COST: The strategies that he's pursuing now to get attention for himself are very similar to the strategies that he used to pursue that got him on the front page of the New York Post every week - every day of a week, I think, in the early '90s when he was divorcing his first wife. He's taken that media strategy to the Internet. It's gone nationwide now. And I think that it's had downstream effects on our culture and that I think are almost uniformly negative.
GARCIA-NAVARRO: Erin, the contention is that President Trump believes all publicity is good publicity. What do you think the effect of that is?
RYAN: Well, I think that it's sort of a chicken-and-egg question because did the current environment birth Donald Trump or Donald Trump birth the current environment? And I think it's become a positive feedback loop.
GARCIA-NAVARRO: Erin Gloria Ryan is a senior editor at The Daily Beast. Thank you so much.
RYAN: Thank you.
GARCIA-NAVARRO: And Jay Cost is a contributor to The Weekly Standard. Thank you so much.
COST: Thank you.

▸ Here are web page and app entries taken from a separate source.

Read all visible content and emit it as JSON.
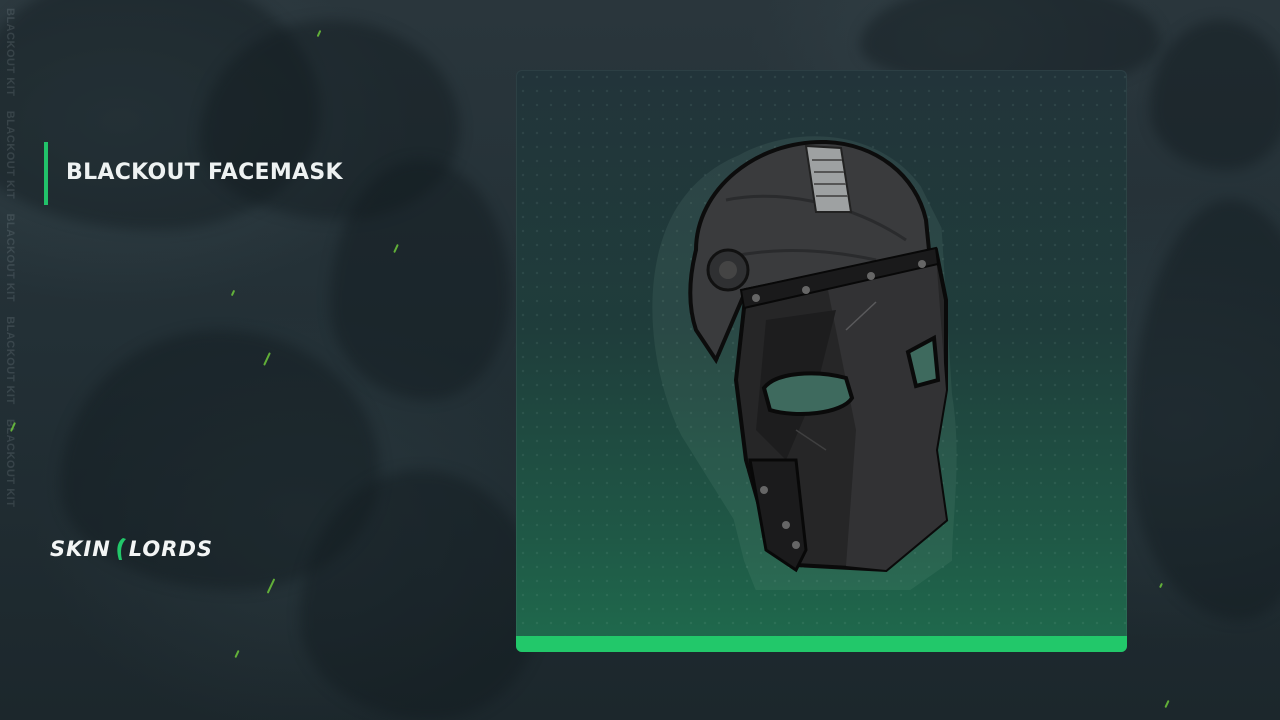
{
  "item": {
    "name": "BLACKOUT FACEMASK",
    "skin_kit_label": "BLACKOUT KIT"
  },
  "brand": {
    "left": "SKIN",
    "right": "LORDS"
  },
  "colors": {
    "accent": "#22c86a",
    "background": "#1f2b31",
    "title": "#eef2f2"
  },
  "icons": {
    "item_image": "blackout-facemask",
    "brand_mark": "skinlords-logo-mark"
  }
}
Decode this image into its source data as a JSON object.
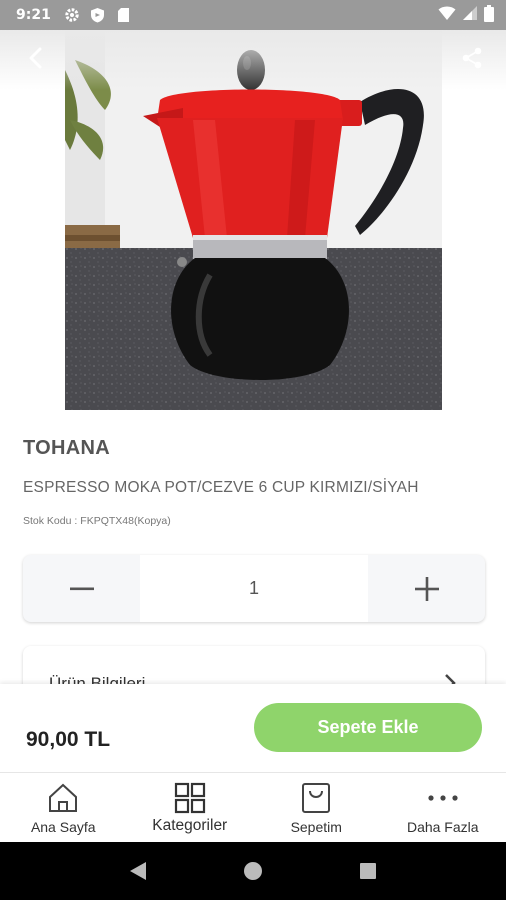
{
  "status_bar": {
    "time": "9:21"
  },
  "product": {
    "brand": "TOHANA",
    "name": "ESPRESSO MOKA POT/CEZVE 6 CUP KIRMIZI/SİYAH",
    "sku_label": "Stok Kodu :",
    "sku_value": "FKPQTX48(Kopya)",
    "quantity": "1",
    "price": "90,00 TL"
  },
  "info_card": {
    "label": "Ürün Bilgileri"
  },
  "actions": {
    "add_to_cart": "Sepete Ekle",
    "decrement": "−",
    "increment": "+"
  },
  "bottom_nav": [
    {
      "label": "Ana Sayfa",
      "icon": "home-icon"
    },
    {
      "label": "Kategoriler",
      "icon": "grid-icon"
    },
    {
      "label": "Sepetim",
      "icon": "bag-icon"
    },
    {
      "label": "Daha Fazla",
      "icon": "more-icon"
    }
  ],
  "colors": {
    "accent": "#8fd46b",
    "status_bar": "#9a9a9a",
    "pot_red": "#e0201f",
    "pot_black": "#111111"
  }
}
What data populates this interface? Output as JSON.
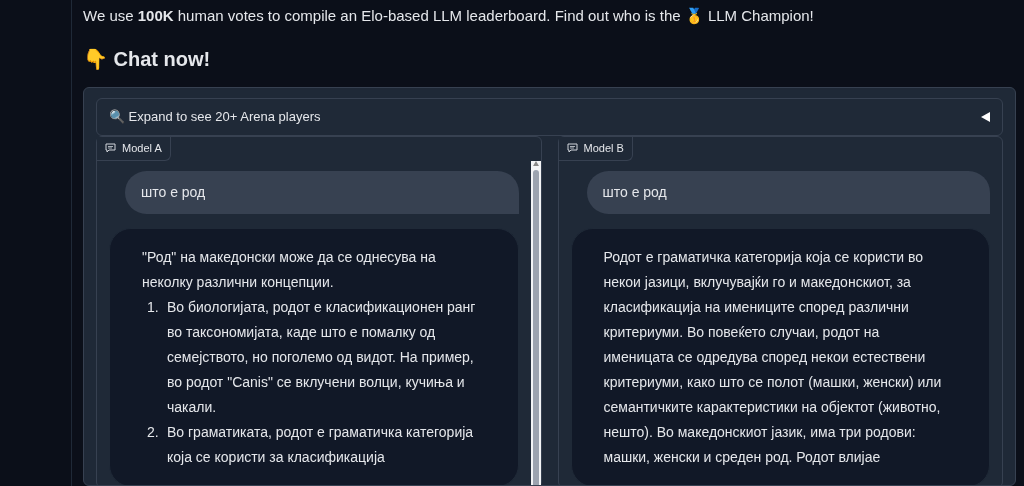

(SOUNDBITE OF SOPKO LASWELL PRIDGEN'S "DETROIT") [POST-BROADCAST CORRECTION: During this conversation, it's said that an armed man who entered a Washington, D.C., restaurant was "targeting liberals." In fact, he went there to "self-investigate" baseless Internet rumors.]
NPR transcripts are created on a rush deadline by an NPR contractor. This text may not be in its final form and may be updated or revised in the future. Accuracy and availability may vary. The authoritative record of NPR’s programming is the audio record.
Correction June 20, 2017
During this conversation, it's said that an armed man who entered a Washington, D.C., restaurant was "targeting liberals." In fact, he went there to "self-investigate" baseless Internet rumors.